At the same time director Dromgoole emphasized the naturalness of this world: the sounds of running water, bird-song and cheeping crickets regularly formed a backdrop to many of the scenes. However very few of the characters actually took much notice of their surroundings; they were too preoccupied with themselves and their emotions.
Such preoccupations inevitably led to tragedy: the deaths of Mercutio (Paul Ready), Tybalt (Carl Prekopp), Romeo, Juliet and Paris (Johnny Flynn) might have been avoided if the two families had been less preoccupied with their feuds and listened to one another instead. However this was never going to happen: the characters were almost doomed to die in this hostile world. Dromgoole suggested this through the use of voices that hummed in the background, rising to a crescendo whenever one of the younger characters met their untimely death. Not even the intervention of Prince Escalus (David Tennant in a vocally commanding cameo, vocally light-years away from his Malvolio in Twelfth Night) could bring about any solution.
In such a society, where death was almost inevitable, it was not surprising that the majority of the characters came across as emotionally immature. Capulet (James Lailey) refused to listen to his daughter's please, promising every kind of sadistic punishment imaginable if she refused to marry Paris, and smacking her across the face to prove his point. The Nurse (Rosie Cavaliero) did not seem much older than Juliet herself - although pretending to offer advice, she lacked sufficient life-experience to be of much help. Hence her decision to favour Paris, once Romeo had been banished.
Romeo could not deal with the emotional aspects of love; most of his speeches to Juliet were delivered in awkward tones, as if he had learned them out of a courtly love manual. He was far happier in Mercutio and Benvolio's (Adam James') company, where he could exchange laddish jokes and make fun of the Nurse's gawkiness. When Mercutio died, Romeo experienced a severe emotional crisis; many of his lines were shouted, almost gabbled; hence it was hardly surprising that he should choose to kill himself. Juliet acted according to her age; as a fourteen-year-old with little experience of the world, she had no real way of coping with the stresses and strains of love. Her suicide provided her with an emotional release; as she died, she breathed a huge sigh of relief.
The only mature character in the entire production was Friar Laurence (Ron Cook), who spoke in soft, reflective tones as he dealt calmly with Romeo and Juliet's difficulties. However he lacked the power to bring about a happy ending in this kind of a world; all he could do was to explain the situation and observe mournfully that "if aught in this/ Miscarried by my fault, let my old life/ Be sacrificed." At this moment we felt incredibly sorry him; if anyone didn't deserve to be sacrified in this brutal world, it was the Friar. We understood more than ever the significance of the Chorus's (Tracey Wiles') reference at the beginning of the production "the continuance of their (i.e. Romeo and Juliet's) parents' rage - / Which, but their children's end, none could remove."

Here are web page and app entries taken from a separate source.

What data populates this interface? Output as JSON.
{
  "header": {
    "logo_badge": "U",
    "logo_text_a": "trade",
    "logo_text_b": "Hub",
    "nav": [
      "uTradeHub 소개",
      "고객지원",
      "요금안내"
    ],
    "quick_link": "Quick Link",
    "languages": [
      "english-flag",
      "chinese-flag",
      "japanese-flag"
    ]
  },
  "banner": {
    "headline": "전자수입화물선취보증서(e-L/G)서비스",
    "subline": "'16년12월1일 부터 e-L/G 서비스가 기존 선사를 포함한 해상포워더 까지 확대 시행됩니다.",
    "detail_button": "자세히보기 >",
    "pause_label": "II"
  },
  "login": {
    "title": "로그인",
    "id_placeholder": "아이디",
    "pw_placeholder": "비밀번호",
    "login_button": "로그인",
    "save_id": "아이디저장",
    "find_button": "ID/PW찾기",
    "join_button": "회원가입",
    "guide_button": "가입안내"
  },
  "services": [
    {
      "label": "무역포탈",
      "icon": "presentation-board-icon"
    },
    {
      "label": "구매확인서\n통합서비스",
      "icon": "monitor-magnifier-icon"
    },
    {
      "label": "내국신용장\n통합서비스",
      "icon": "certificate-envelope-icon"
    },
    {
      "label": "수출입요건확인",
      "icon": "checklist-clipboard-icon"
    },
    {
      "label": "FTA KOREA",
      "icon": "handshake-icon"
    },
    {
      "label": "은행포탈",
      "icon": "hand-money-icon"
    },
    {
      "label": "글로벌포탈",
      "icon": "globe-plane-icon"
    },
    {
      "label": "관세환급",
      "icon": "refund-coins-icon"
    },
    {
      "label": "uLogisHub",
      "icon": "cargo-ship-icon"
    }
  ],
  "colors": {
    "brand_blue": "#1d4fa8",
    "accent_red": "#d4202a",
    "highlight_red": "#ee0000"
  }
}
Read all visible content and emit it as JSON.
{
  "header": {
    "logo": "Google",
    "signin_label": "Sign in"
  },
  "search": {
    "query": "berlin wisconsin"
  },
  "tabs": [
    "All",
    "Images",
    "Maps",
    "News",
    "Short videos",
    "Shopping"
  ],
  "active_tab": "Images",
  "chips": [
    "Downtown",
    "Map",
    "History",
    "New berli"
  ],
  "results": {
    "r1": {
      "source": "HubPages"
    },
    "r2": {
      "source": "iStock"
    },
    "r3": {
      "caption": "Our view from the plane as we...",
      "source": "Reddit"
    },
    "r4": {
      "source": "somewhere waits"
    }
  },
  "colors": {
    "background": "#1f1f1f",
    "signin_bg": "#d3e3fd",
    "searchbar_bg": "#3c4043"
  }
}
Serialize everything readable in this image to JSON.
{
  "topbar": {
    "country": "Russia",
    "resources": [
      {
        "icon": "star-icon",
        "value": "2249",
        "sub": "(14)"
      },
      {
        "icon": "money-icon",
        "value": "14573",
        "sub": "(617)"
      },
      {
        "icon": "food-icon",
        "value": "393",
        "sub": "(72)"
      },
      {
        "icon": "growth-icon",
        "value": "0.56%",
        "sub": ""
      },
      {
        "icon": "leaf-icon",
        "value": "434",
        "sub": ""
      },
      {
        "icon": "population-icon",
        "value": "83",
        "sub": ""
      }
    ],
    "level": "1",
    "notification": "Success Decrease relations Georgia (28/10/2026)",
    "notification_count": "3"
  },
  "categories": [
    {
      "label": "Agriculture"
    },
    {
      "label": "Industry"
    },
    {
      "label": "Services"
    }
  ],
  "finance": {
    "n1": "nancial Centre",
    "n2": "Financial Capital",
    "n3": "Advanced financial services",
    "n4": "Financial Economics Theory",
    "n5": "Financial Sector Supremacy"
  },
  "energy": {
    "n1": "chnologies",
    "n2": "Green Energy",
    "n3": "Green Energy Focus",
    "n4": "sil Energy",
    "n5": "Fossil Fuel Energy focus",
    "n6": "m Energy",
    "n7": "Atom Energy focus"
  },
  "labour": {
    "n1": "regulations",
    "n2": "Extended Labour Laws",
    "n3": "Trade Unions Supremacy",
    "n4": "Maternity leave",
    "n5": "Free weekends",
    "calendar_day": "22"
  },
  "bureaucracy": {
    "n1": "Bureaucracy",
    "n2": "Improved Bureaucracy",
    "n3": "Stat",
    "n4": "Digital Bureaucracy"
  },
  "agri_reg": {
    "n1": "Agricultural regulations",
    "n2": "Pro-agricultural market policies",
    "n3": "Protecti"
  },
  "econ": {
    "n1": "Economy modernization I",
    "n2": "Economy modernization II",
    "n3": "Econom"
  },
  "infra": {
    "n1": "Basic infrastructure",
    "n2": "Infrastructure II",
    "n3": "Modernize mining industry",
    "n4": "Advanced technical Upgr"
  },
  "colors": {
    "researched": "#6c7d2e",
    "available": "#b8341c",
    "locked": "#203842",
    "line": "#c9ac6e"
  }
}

At the end we felt that if only people had bothered to take more notice of one another, all these futile deaths could have been avoided. That was the real tragedy of Romeo and Juliet.